One very brief point where he seem to have misunderstood me (understandably, as I hadn’t fleshed this out thoroughly in my original posts) regards the relationship of the “State” and the “City of Man.”  Peter say that I basically think “State=City of Man=Kingdom of Satan,” which he says is un-Augustinian. Well certainly that is un-Augustinian, but I never intended to make either of those equations. In the Civitas Dei, the State is as it were the most visible institutional representation of the City of Man, but it is not simply reducible to it…it’s much more complicated than that. “More complicated? Do elaborate,” he will certainly say, and I shall try to, but not just here and now. And of course the City of Man is not the “Kingdom of Satan” simpliciter…Despite his forceful emphasis on the all-corrupting influence of the libido dominandi, Augustine clearly held that human nature, although corrupted, was still intact, and so approximations to virtue and to civic and social good were still possible in the City of Man.

More importantly, and more intriguingly, as I read Peter’s final section, where he dissect the points where I claim “Church” and “State” are in competition, it struck me that the key difference may lie at a rather different point (or is best seen from a different angle) than where he seemed to be putting it. My main concern, I think, revolves around the relationship of “natural law” and evangelical law, to try (probably unsuccessfully) to put it in a nutshell.
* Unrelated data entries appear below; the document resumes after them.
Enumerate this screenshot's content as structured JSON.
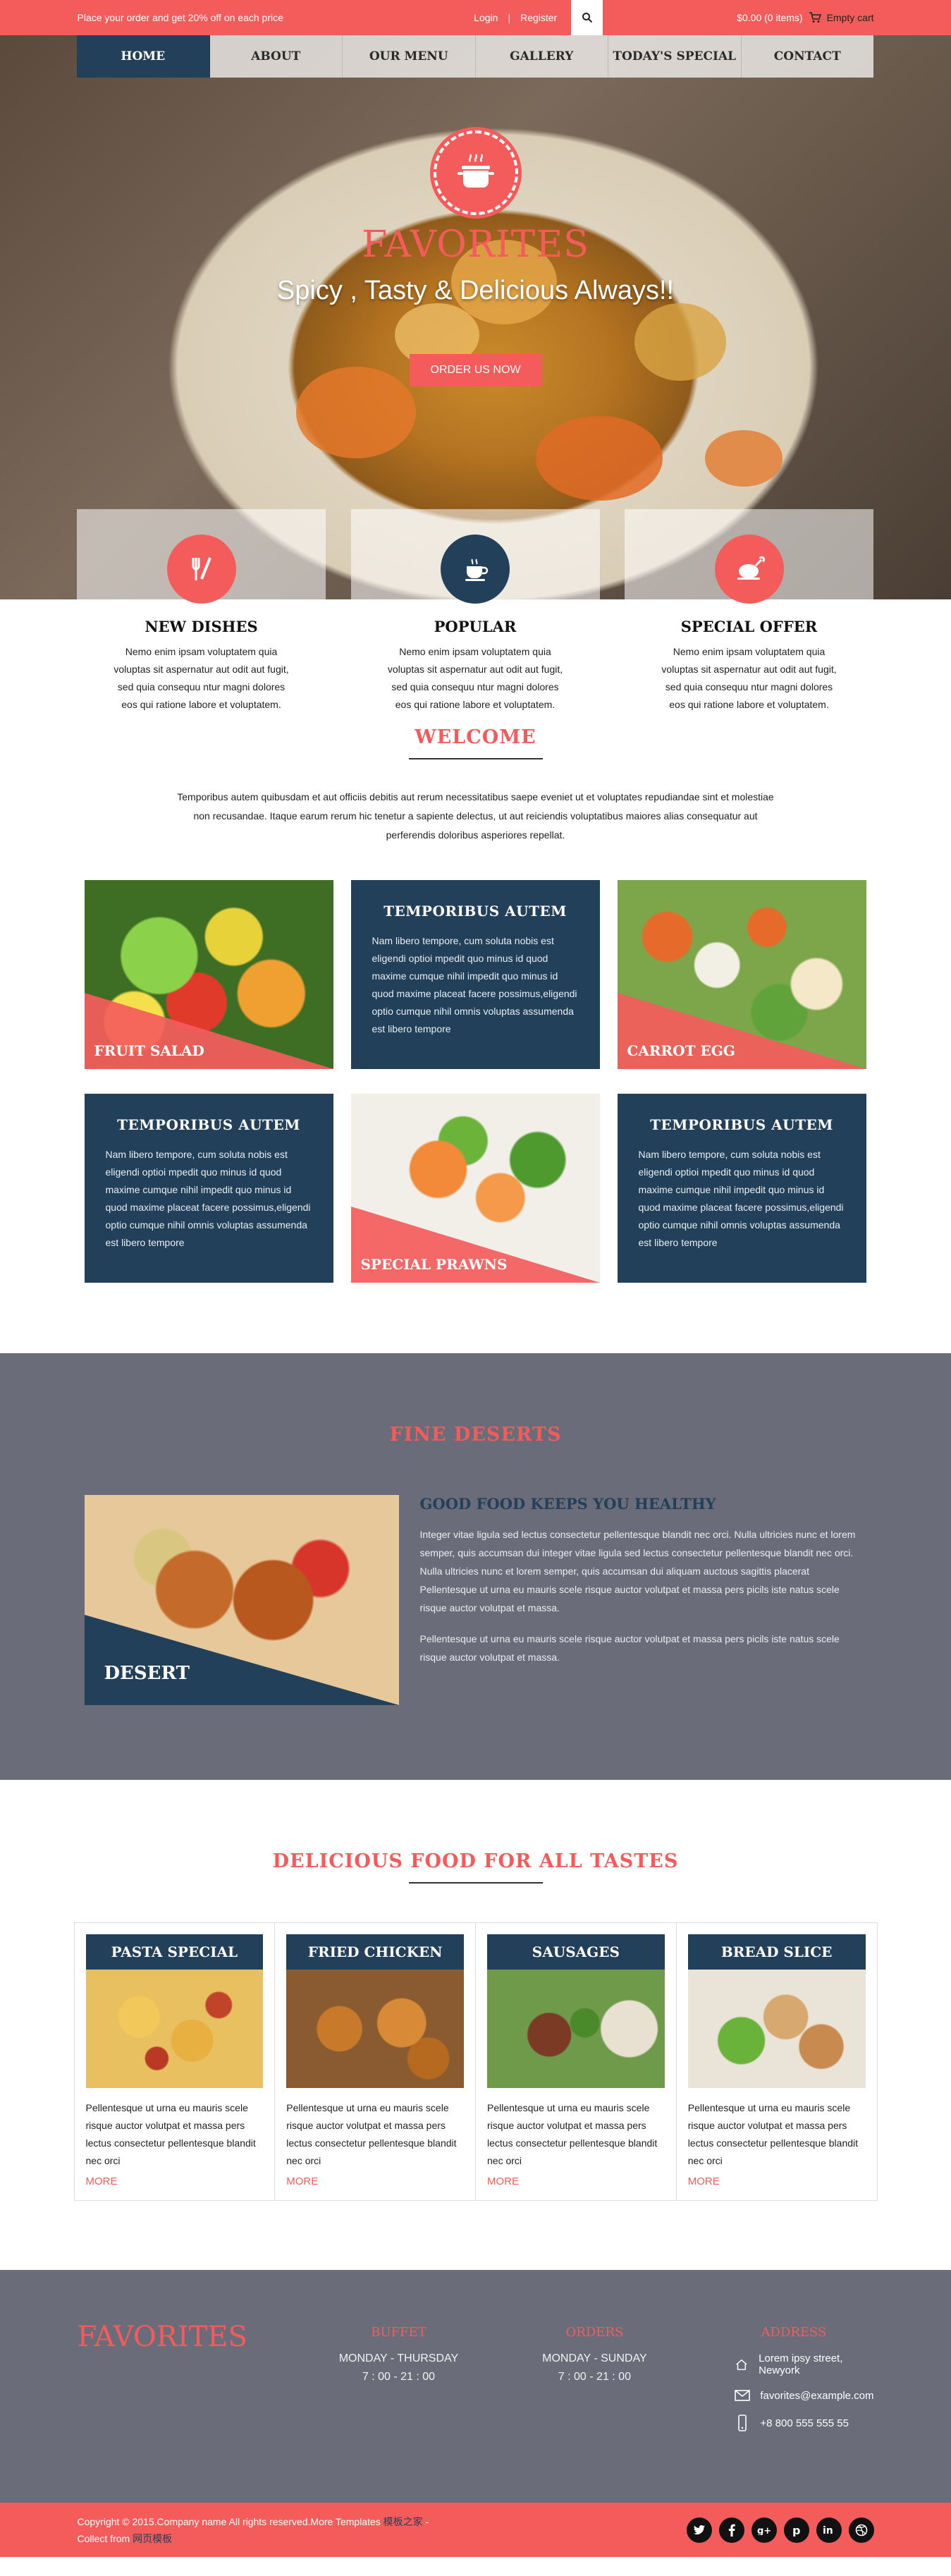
{
  "topbar": {
    "promo": "Place your order and get 20% off on each price",
    "login": "Login",
    "separator": "|",
    "register": "Register",
    "cart_total": "$0.00 (0 items)",
    "empty_cart": "Empty cart"
  },
  "nav": [
    "HOME",
    "ABOUT",
    "OUR MENU",
    "GALLERY",
    "TODAY'S SPECIAL",
    "CONTACT"
  ],
  "hero": {
    "title": "FAVORITES",
    "subtitle": "Spicy , Tasty & Delicious Always!!",
    "cta": "ORDER US NOW"
  },
  "features": [
    {
      "title": "NEW DISHES",
      "text": "Nemo enim ipsam voluptatem quia voluptas sit aspernatur aut odit aut fugit, sed quia consequu ntur magni dolores eos qui ratione labore et voluptatem.",
      "icon": "cutlery-icon",
      "color": "#f45c5c"
    },
    {
      "title": "POPULAR",
      "text": "Nemo enim ipsam voluptatem quia voluptas sit aspernatur aut odit aut fugit, sed quia consequu ntur magni dolores eos qui ratione labore et voluptatem.",
      "icon": "coffee-cup-icon",
      "color": "#23405a"
    },
    {
      "title": "SPECIAL OFFER",
      "text": "Nemo enim ipsam voluptatem quia voluptas sit aspernatur aut odit aut fugit, sed quia consequu ntur magni dolores eos qui ratione labore et voluptatem.",
      "icon": "roast-chicken-icon",
      "color": "#f45c5c"
    }
  ],
  "welcome": {
    "title": "WELCOME",
    "text": "Temporibus autem quibusdam et aut officiis debitis aut rerum necessitatibus saepe eveniet ut et voluptates repudiandae sint et molestiae non recusandae. Itaque earum rerum hic tenetur a sapiente delectus, ut aut reiciendis voluptatibus maiores alias consequatur aut perferendis doloribus asperiores repellat."
  },
  "tiles": {
    "fruit_salad": "FRUIT SALAD",
    "carrot_egg": "CARROT EGG",
    "special_prawns": "SPECIAL PRAWNS",
    "text_title": "TEMPORIBUS AUTEM",
    "text_body": "Nam libero tempore, cum soluta nobis est eligendi optioi mpedit quo minus id quod maxime cumque nihil impedit quo minus id quod maxime placeat facere possimus,eligendi optio cumque nihil omnis voluptas assumenda est libero tempore"
  },
  "deserts": {
    "title": "FINE DESERTS",
    "image_label": "DESERT",
    "heading": "GOOD FOOD KEEPS YOU HEALTHY",
    "p1": "Integer vitae ligula sed lectus consectetur pellentesque blandit nec orci. Nulla ultricies nunc et lorem semper, quis accumsan dui integer vitae ligula sed lectus consectetur pellentesque blandit nec orci. Nulla ultricies nunc et lorem semper, quis accumsan dui aliquam auctous sagittis placerat Pellentesque ut urna eu mauris scele risque auctor volutpat et massa pers picils iste natus scele risque auctor volutpat et massa.",
    "p2": "Pellentesque ut urna eu mauris scele risque auctor volutpat et massa pers picils iste natus scele risque auctor volutpat et massa."
  },
  "delicious": {
    "title": "DELICIOUS FOOD FOR ALL TASTES",
    "card_text": "Pellentesque ut urna eu mauris scele risque auctor volutpat et massa pers lectus consectetur pellentesque blandit nec orci",
    "more": "MORE",
    "cards": [
      "PASTA SPECIAL",
      "FRIED CHICKEN",
      "SAUSAGES",
      "BREAD SLICE"
    ]
  },
  "footer": {
    "logo": "FAVORITES",
    "buffet_title": "BUFFET",
    "buffet_days": "MONDAY - THURSDAY",
    "buffet_hours": "7 : 00 - 21 : 00",
    "orders_title": "ORDERS",
    "orders_days": "MONDAY - SUNDAY",
    "orders_hours": "7 : 00 - 21 : 00",
    "address_title": "ADDRESS",
    "address": "Lorem ipsy street, Newyork",
    "email": "favorites@example.com",
    "phone": "+8 800 555 555 55"
  },
  "bottom": {
    "copyright": "Copyright © 2015.Company name All rights reserved.More Templates ",
    "templates_link": "模板之家",
    "dash": " - ",
    "collect": "Collect from ",
    "collect_link": "网页模板"
  },
  "colors": {
    "accent": "#f45c5c",
    "navy": "#23405a",
    "slate": "#6a6d79"
  }
}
It’s a question of ethics.


Basically, I am uncomfortable at the way the Reformers tried to rebut the Catholic distinction between the commands and the counsels of perfection. The Anabaptists absolutized the counsels of perfection into a new legalism…that can’t be right. But the magisterial Reformers responded by basically dissolving away the counsels of perfection, and blunting the hard, radical edge of Christian ethics to subsume it back into the changeless categories of the old moral law, the “natural law,” etc. That’s what rubs me the wrong way. And so in saying “the Church” responds to enemies in a certain way, or cares for the weak in a certain way, I’m contending that Christians are to be visible as a community with a social ethics that is not simply expressed in the laws of political justice.

Of course, Peter will reply that this just proves I’m Anabaptist.  But, I contend that I am not simply ruling out the ethics of the political realm as something to be entirely shunned by and excluded from the Christian community. Rather, the political remains a part of the life of the Christian people, but is always being challenged, pushed, and prodded by an evangelical ethics that remains ever dissatisfied with merely natural political justice. Now, of course, I’m just sounding like O’Donovan, and not far from Peter at all, so this can’t be all I really intend to say…obviously, I have a more radical agenda than that, right? Yes, probably so. And I’ll try to uncover the contours of that over the next few weeks.

In particular, in my very next post, I’ll be looking at the relationship between commands and counsels of perfection in Melanchthon, who I was just reading before I saw Peter’s post.